“Tiny bits of plastic pose big threat” – Grace Chua in The Straits Times, 24 Jun 2014 [pdf]
Although the relationship between a microbead’s size and its environmental impact has not been fully studied, Associate Professor Obbard says studies done with his students a decade apart have found that this pollution is present, and increasing, all over Singapore.
Plastic particles were detected in beach sediment at four of seven beaches – St John’s Island, Pasir Ris, East Coast Park and Kallang River, in seawater at the Republic of Singapore Yacht Club and Kranji, and in all seven mangrove habitats sampled at Berlayar Creek, Sungei Buloh, Lim Chu Kang and Pasir Ris.

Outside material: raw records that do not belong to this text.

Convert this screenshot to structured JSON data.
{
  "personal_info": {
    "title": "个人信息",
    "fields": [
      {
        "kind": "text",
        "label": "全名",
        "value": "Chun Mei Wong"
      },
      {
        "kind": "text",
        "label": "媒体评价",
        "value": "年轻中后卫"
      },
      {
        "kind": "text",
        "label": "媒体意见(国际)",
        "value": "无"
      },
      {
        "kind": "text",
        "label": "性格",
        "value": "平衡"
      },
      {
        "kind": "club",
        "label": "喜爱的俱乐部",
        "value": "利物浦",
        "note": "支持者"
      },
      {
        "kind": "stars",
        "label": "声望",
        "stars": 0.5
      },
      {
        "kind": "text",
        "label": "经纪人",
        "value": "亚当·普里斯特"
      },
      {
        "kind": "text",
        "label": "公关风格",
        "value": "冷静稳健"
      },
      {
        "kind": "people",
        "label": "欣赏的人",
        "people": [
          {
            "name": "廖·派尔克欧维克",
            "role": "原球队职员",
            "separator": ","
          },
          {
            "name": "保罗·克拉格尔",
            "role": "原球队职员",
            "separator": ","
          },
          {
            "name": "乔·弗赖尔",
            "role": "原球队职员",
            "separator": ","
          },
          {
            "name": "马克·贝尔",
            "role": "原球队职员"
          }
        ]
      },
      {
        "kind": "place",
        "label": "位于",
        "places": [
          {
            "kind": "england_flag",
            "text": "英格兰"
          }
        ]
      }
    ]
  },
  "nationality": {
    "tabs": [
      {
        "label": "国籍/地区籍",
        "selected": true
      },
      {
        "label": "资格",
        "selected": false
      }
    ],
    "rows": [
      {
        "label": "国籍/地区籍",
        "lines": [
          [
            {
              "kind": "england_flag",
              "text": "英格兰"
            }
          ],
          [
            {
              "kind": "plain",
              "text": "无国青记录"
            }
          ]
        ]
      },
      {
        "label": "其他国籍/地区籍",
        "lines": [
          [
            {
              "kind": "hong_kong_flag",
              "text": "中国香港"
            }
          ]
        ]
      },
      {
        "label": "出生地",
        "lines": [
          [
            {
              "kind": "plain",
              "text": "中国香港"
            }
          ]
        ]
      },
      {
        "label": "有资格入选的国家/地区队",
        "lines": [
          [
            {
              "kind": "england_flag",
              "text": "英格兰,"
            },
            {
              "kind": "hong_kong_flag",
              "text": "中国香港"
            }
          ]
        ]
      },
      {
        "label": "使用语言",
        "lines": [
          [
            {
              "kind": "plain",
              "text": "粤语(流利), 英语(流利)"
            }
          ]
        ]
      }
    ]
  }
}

While little work has been done on what level of microplastic might be hazardous, scientists are concerned because it is so widespread.
See more at AsiaOne.